_THE DATA_
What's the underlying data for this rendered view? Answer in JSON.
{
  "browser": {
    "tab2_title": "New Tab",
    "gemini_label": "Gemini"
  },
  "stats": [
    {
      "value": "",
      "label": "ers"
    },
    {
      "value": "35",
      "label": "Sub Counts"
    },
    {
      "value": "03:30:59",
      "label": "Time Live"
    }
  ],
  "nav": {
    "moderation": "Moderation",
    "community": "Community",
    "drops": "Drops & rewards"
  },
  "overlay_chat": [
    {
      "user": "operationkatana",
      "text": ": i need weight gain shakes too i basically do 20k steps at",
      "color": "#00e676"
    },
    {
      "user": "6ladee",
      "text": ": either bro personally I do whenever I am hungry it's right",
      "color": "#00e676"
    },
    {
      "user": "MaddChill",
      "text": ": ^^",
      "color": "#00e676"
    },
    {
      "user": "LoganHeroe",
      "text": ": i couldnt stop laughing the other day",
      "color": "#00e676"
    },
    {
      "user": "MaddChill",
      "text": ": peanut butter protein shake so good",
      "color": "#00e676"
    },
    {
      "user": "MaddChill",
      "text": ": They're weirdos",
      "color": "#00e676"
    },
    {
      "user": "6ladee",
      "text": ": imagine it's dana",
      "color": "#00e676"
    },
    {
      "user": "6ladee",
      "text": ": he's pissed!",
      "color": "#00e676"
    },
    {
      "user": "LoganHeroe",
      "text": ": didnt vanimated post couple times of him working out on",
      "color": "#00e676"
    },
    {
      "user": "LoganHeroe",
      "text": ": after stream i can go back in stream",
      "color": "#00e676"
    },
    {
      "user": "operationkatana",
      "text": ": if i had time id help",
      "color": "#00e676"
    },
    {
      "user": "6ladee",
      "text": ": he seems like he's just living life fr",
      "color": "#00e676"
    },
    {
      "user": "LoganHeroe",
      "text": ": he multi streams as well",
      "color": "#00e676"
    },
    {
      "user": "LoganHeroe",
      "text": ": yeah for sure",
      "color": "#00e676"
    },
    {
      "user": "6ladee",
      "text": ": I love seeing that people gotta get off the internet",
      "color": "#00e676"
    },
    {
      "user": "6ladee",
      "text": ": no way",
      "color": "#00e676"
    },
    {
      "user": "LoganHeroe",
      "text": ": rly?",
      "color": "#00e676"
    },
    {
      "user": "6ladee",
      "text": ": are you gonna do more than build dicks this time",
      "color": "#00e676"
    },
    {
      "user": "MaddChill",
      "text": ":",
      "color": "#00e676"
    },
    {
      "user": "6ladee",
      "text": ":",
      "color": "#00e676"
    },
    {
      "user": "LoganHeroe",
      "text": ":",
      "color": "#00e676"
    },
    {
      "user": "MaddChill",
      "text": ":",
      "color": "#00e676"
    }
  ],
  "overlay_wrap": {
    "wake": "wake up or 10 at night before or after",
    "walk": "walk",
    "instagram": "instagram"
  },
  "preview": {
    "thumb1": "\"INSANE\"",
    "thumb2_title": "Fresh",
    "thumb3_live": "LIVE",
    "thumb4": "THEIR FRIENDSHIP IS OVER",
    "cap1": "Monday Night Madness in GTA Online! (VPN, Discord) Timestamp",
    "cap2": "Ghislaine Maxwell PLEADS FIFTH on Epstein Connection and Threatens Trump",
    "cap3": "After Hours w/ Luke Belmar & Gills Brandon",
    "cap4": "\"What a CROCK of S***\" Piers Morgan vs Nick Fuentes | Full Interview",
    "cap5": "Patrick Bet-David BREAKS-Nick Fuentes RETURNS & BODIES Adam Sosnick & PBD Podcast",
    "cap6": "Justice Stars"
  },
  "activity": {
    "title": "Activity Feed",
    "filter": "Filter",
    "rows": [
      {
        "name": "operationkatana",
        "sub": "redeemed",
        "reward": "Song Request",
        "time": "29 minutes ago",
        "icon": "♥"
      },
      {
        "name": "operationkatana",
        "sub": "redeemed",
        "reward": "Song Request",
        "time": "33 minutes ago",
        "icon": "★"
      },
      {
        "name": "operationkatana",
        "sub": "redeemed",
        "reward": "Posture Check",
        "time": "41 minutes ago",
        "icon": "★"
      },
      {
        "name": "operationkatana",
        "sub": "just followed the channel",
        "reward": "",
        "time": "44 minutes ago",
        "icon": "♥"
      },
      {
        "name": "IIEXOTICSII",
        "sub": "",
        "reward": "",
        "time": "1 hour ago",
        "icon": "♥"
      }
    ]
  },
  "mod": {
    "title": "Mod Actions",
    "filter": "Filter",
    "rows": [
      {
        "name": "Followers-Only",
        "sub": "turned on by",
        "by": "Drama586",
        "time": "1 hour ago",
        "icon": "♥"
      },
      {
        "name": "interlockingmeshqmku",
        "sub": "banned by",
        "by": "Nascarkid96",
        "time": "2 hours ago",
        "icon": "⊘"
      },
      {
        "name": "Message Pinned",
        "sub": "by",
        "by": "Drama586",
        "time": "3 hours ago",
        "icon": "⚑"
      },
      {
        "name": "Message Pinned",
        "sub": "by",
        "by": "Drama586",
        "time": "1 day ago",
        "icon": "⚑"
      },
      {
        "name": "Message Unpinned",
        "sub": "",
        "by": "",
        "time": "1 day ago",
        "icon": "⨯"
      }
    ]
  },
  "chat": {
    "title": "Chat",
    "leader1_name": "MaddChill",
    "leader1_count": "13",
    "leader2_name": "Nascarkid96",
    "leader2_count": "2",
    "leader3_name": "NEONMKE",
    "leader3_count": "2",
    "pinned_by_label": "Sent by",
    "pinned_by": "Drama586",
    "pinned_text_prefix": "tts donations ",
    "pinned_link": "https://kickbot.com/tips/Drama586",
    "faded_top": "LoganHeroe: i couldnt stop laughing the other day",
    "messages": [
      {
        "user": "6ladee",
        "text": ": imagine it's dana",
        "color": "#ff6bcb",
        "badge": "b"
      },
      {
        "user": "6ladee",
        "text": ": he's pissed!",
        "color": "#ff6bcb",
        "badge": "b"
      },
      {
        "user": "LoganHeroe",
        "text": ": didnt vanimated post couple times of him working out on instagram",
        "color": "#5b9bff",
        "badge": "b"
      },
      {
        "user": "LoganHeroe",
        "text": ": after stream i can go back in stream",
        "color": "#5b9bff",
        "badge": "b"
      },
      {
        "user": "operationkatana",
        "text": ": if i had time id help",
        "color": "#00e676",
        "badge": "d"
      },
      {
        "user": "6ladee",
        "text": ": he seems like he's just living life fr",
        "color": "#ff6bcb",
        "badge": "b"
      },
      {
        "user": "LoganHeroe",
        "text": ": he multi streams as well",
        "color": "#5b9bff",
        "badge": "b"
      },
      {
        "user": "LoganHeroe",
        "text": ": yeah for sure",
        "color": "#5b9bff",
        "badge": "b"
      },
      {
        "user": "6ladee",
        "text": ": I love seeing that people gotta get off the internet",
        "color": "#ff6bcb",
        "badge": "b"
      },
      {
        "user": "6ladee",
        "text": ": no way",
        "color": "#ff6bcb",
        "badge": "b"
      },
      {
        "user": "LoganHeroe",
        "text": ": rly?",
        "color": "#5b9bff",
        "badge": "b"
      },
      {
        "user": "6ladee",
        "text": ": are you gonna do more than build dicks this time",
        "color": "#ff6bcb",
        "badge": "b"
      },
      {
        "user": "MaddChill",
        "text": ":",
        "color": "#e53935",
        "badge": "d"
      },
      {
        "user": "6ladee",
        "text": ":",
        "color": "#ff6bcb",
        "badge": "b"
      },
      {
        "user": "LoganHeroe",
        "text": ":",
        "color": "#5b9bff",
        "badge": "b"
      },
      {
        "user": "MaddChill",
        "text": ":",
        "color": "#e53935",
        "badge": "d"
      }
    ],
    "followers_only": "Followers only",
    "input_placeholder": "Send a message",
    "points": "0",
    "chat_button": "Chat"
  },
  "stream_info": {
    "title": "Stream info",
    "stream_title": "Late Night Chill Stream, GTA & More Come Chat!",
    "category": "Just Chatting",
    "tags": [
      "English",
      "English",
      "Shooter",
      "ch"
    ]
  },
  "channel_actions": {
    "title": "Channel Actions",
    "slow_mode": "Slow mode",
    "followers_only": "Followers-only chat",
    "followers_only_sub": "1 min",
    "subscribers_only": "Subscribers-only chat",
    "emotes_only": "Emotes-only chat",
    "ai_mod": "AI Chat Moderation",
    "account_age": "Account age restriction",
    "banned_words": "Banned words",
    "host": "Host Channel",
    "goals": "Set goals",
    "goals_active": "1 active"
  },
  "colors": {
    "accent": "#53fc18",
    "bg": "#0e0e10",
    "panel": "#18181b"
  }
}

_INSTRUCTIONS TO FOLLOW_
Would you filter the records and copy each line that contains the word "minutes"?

_EXERCISE OUTPUT_
        "time": "29 minutes ago",
        "time": "33 minutes ago",
        "time": "41 minutes ago",
        "time": "44 minutes ago",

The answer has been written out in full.